Many PCB fabricators and designers will often compare the properties listed on material data sheets to assist with the material selection process. Of course, this is a wise thing to do when choosing materials, however data sheets need to be reviewed carefully. Comparing information between data sheets may be misleading since there are many variables that go into collecting the data.
One major issue with understanding the information on data sheets and making appropriate comparisons is the test method category. It is possible to test the same piece of material for dielectric constant (Dk) using two different test methods, and arrive at two different—but correct—answers. Most PCB materials are anisotropic, which means the Dk is not the same on the x-, y- and z-axis, where the z-axis is the thickness of the material. Some test methods will test only the z-axis and other test methods will test the x-y plane. So it is possible to test the same piece of material, using a test method that evaluates the z-axis of the material for Dk, and get a different answer when testing that same material using a procedure that tests the x-y plane of the material. Both answers could be correct, but this can cause confusion when comparing data sheets. It is very important to ensure the test methods are the same when comparing similar materials.

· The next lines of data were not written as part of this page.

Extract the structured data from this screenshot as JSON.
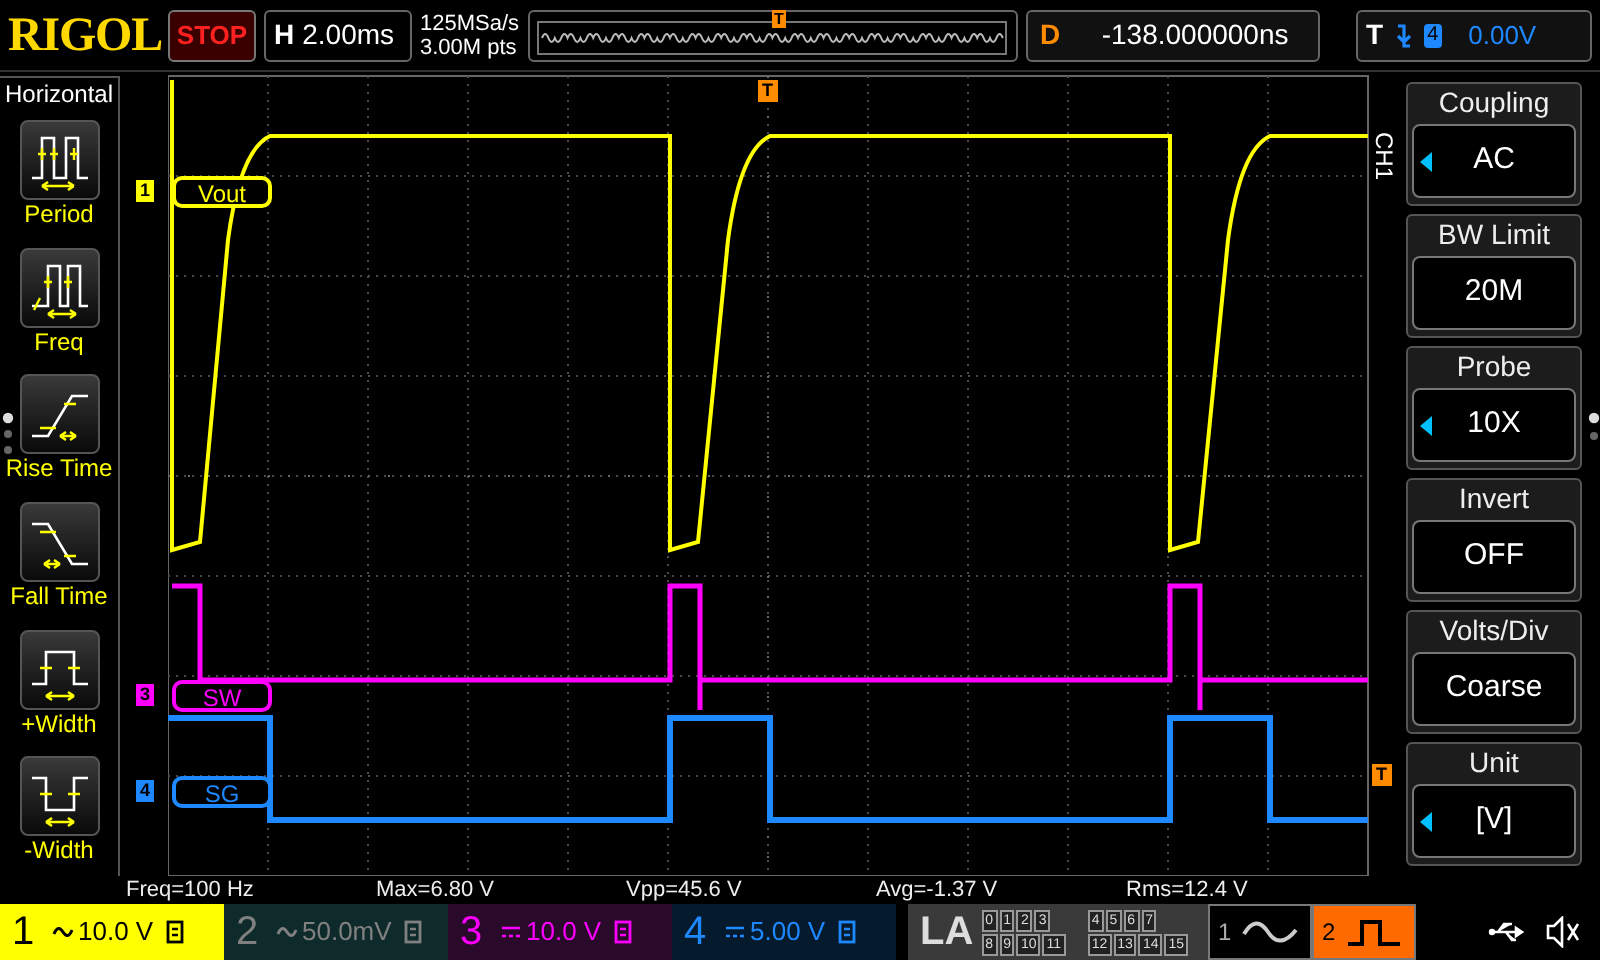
{
  "top_bar": {
    "logo": "RIGOL",
    "run_state": "STOP",
    "timebase": {
      "label": "H",
      "value": "2.00ms"
    },
    "sample_rate": "125MSa/s",
    "memory_depth": "3.00M pts",
    "overview_trigger": "T",
    "delay": {
      "label": "D",
      "value": "-138.000000ns"
    },
    "trigger": {
      "label": "T",
      "source": "4",
      "level": "0.00V"
    }
  },
  "left_menu": {
    "title": "Horizontal",
    "items": [
      {
        "kind": "period",
        "label": "Period"
      },
      {
        "kind": "freq",
        "label": "Freq"
      },
      {
        "kind": "rise",
        "label": "Rise Time"
      },
      {
        "kind": "fall",
        "label": "Fall Time"
      },
      {
        "kind": "pwidth",
        "label": "+Width"
      },
      {
        "kind": "nwidth",
        "label": "-Width"
      }
    ]
  },
  "screen": {
    "channel_labels": [
      {
        "number": "1",
        "label": "Vout",
        "color": "#ffff00"
      },
      {
        "number": "3",
        "label": "SW",
        "color": "#ff00ff"
      },
      {
        "number": "4",
        "label": "SG",
        "color": "#1e88ff"
      }
    ],
    "trigger_position_marker": "T",
    "trigger_level_marker": "T"
  },
  "right_menu": {
    "title": "CH1",
    "items": [
      {
        "label": "Coupling",
        "value": "AC",
        "adjustable": true
      },
      {
        "label": "BW Limit",
        "value": "20M",
        "adjustable": false
      },
      {
        "label": "Probe",
        "value": "10X",
        "adjustable": true
      },
      {
        "label": "Invert",
        "value": "OFF",
        "adjustable": false
      },
      {
        "label": "Volts/Div",
        "value": "Coarse",
        "adjustable": false
      },
      {
        "label": "Unit",
        "value": "[V]",
        "adjustable": true
      }
    ]
  },
  "measurements": [
    "Freq=100 Hz",
    "Max=6.80 V",
    "Vpp=45.6 V",
    "Avg=-1.37 V",
    "Rms=12.4 V"
  ],
  "channels": [
    {
      "number": "1",
      "kind": "ac",
      "scale": "10.0 V",
      "selected": true,
      "color": "#ffff00"
    },
    {
      "number": "2",
      "kind": "ac",
      "scale": "50.0mV",
      "selected": false,
      "color": "#808080"
    },
    {
      "number": "3",
      "kind": "dc",
      "scale": "10.0 V",
      "selected": false,
      "color": "#ff00ff"
    },
    {
      "number": "4",
      "kind": "dc",
      "scale": "5.00 V",
      "selected": false,
      "color": "#1e88ff"
    }
  ],
  "la": {
    "label": "LA",
    "groups": [
      [
        "0",
        "1",
        "2",
        "3"
      ],
      [
        "4",
        "5",
        "6",
        "7"
      ],
      [
        "8",
        "9",
        "10",
        "11"
      ],
      [
        "12",
        "13",
        "14",
        "15"
      ]
    ]
  },
  "sources": [
    {
      "number": "1",
      "kind": "sine",
      "selected": false
    },
    {
      "number": "2",
      "kind": "square",
      "selected": true
    }
  ]
}
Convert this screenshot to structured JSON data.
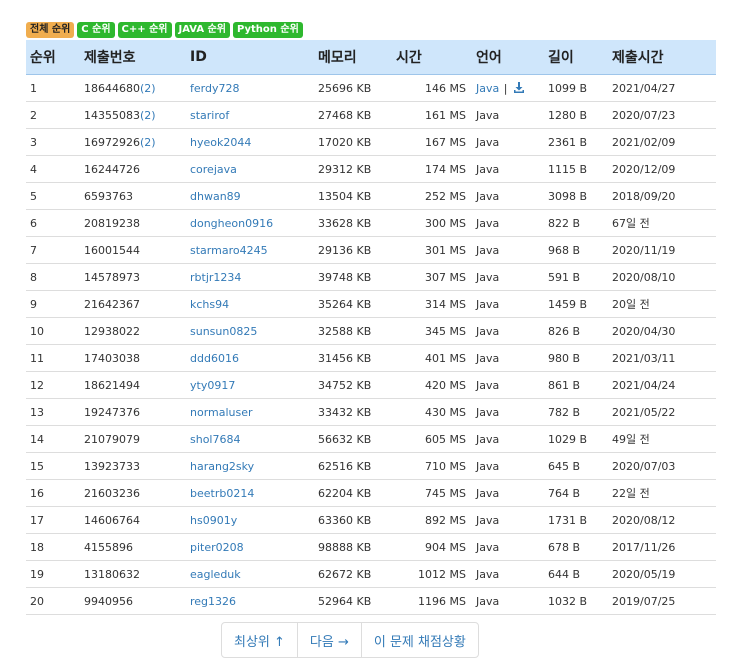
{
  "tabs": [
    {
      "label": "전체 순위",
      "color": "#f0ad4e"
    },
    {
      "label": "C 순위",
      "color": "#2eb82e"
    },
    {
      "label": "C++ 순위",
      "color": "#2eb82e"
    },
    {
      "label": "JAVA 순위",
      "color": "#2eb82e"
    },
    {
      "label": "Python 순위",
      "color": "#2eb82e"
    }
  ],
  "table": {
    "headers": [
      "순위",
      "제출번호",
      "ID",
      "메모리",
      "시간",
      "언어",
      "길이",
      "제출시간"
    ],
    "rows": [
      {
        "rank": "1",
        "submission": "18644680",
        "extra": "(2)",
        "id": "ferdy728",
        "memory": "25696 KB",
        "time": "146 MS",
        "lang": "Java",
        "download": true,
        "length": "1099 B",
        "submitted": "2021/04/27"
      },
      {
        "rank": "2",
        "submission": "14355083",
        "extra": "(2)",
        "id": "starirof",
        "memory": "27468 KB",
        "time": "161 MS",
        "lang": "Java",
        "download": false,
        "length": "1280 B",
        "submitted": "2020/07/23"
      },
      {
        "rank": "3",
        "submission": "16972926",
        "extra": "(2)",
        "id": "hyeok2044",
        "memory": "17020 KB",
        "time": "167 MS",
        "lang": "Java",
        "download": false,
        "length": "2361 B",
        "submitted": "2021/02/09"
      },
      {
        "rank": "4",
        "submission": "16244726",
        "extra": "",
        "id": "corejava",
        "memory": "29312 KB",
        "time": "174 MS",
        "lang": "Java",
        "download": false,
        "length": "1115 B",
        "submitted": "2020/12/09"
      },
      {
        "rank": "5",
        "submission": "6593763",
        "extra": "",
        "id": "dhwan89",
        "memory": "13504 KB",
        "time": "252 MS",
        "lang": "Java",
        "download": false,
        "length": "3098 B",
        "submitted": "2018/09/20"
      },
      {
        "rank": "6",
        "submission": "20819238",
        "extra": "",
        "id": "dongheon0916",
        "memory": "33628 KB",
        "time": "300 MS",
        "lang": "Java",
        "download": false,
        "length": "822 B",
        "submitted": "67일 전"
      },
      {
        "rank": "7",
        "submission": "16001544",
        "extra": "",
        "id": "starmaro4245",
        "memory": "29136 KB",
        "time": "301 MS",
        "lang": "Java",
        "download": false,
        "length": "968 B",
        "submitted": "2020/11/19"
      },
      {
        "rank": "8",
        "submission": "14578973",
        "extra": "",
        "id": "rbtjr1234",
        "memory": "39748 KB",
        "time": "307 MS",
        "lang": "Java",
        "download": false,
        "length": "591 B",
        "submitted": "2020/08/10"
      },
      {
        "rank": "9",
        "submission": "21642367",
        "extra": "",
        "id": "kchs94",
        "memory": "35264 KB",
        "time": "314 MS",
        "lang": "Java",
        "download": false,
        "length": "1459 B",
        "submitted": "20일 전"
      },
      {
        "rank": "10",
        "submission": "12938022",
        "extra": "",
        "id": "sunsun0825",
        "memory": "32588 KB",
        "time": "345 MS",
        "lang": "Java",
        "download": false,
        "length": "826 B",
        "submitted": "2020/04/30"
      },
      {
        "rank": "11",
        "submission": "17403038",
        "extra": "",
        "id": "ddd6016",
        "memory": "31456 KB",
        "time": "401 MS",
        "lang": "Java",
        "download": false,
        "length": "980 B",
        "submitted": "2021/03/11"
      },
      {
        "rank": "12",
        "submission": "18621494",
        "extra": "",
        "id": "yty0917",
        "memory": "34752 KB",
        "time": "420 MS",
        "lang": "Java",
        "download": false,
        "length": "861 B",
        "submitted": "2021/04/24"
      },
      {
        "rank": "13",
        "submission": "19247376",
        "extra": "",
        "id": "normaluser",
        "memory": "33432 KB",
        "time": "430 MS",
        "lang": "Java",
        "download": false,
        "length": "782 B",
        "submitted": "2021/05/22"
      },
      {
        "rank": "14",
        "submission": "21079079",
        "extra": "",
        "id": "shol7684",
        "memory": "56632 KB",
        "time": "605 MS",
        "lang": "Java",
        "download": false,
        "length": "1029 B",
        "submitted": "49일 전"
      },
      {
        "rank": "15",
        "submission": "13923733",
        "extra": "",
        "id": "harang2sky",
        "memory": "62516 KB",
        "time": "710 MS",
        "lang": "Java",
        "download": false,
        "length": "645 B",
        "submitted": "2020/07/03"
      },
      {
        "rank": "16",
        "submission": "21603236",
        "extra": "",
        "id": "beetrb0214",
        "memory": "62204 KB",
        "time": "745 MS",
        "lang": "Java",
        "download": false,
        "length": "764 B",
        "submitted": "22일 전"
      },
      {
        "rank": "17",
        "submission": "14606764",
        "extra": "",
        "id": "hs0901y",
        "memory": "63360 KB",
        "time": "892 MS",
        "lang": "Java",
        "download": false,
        "length": "1731 B",
        "submitted": "2020/08/12"
      },
      {
        "rank": "18",
        "submission": "4155896",
        "extra": "",
        "id": "piter0208",
        "memory": "98888 KB",
        "time": "904 MS",
        "lang": "Java",
        "download": false,
        "length": "678 B",
        "submitted": "2017/11/26"
      },
      {
        "rank": "19",
        "submission": "13180632",
        "extra": "",
        "id": "eagleduk",
        "memory": "62672 KB",
        "time": "1012 MS",
        "lang": "Java",
        "download": false,
        "length": "644 B",
        "submitted": "2020/05/19"
      },
      {
        "rank": "20",
        "submission": "9940956",
        "extra": "",
        "id": "reg1326",
        "memory": "52964 KB",
        "time": "1196 MS",
        "lang": "Java",
        "download": false,
        "length": "1032 B",
        "submitted": "2019/07/25"
      }
    ]
  },
  "pager": {
    "top": "최상위 ↑",
    "next": "다음 →",
    "status": "이 문제 채점상황"
  },
  "icons": {
    "download": "download-icon"
  },
  "colors": {
    "link": "#337ab7",
    "header_bg": "#cfe6fb",
    "active_tab": "#f0ad4e",
    "tab": "#2eb82e"
  }
}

Electrical properties can be misleading since the Dk and dissipation factor (Df) of all circuit materials is frequency-dependent. These properties will naturally change with a change in frequency. Again, when comparing data sheets from similar materials and ensuring the test methods are the same, the subtle fact that the test frequency is different can alter the comparison. All materials will have a lower (better) Df at lower frequencies, and if a comparison is done with material A at 2.5 GHz and material B was tested at 10 GHz, then it is not an equal comparison because the lower-frequency test will naturally have a lower Df when compared to testing that same material at a higher frequency.
To read this entire column, which appeared in the June 2017 issue of The PCB Design Magazine, click here.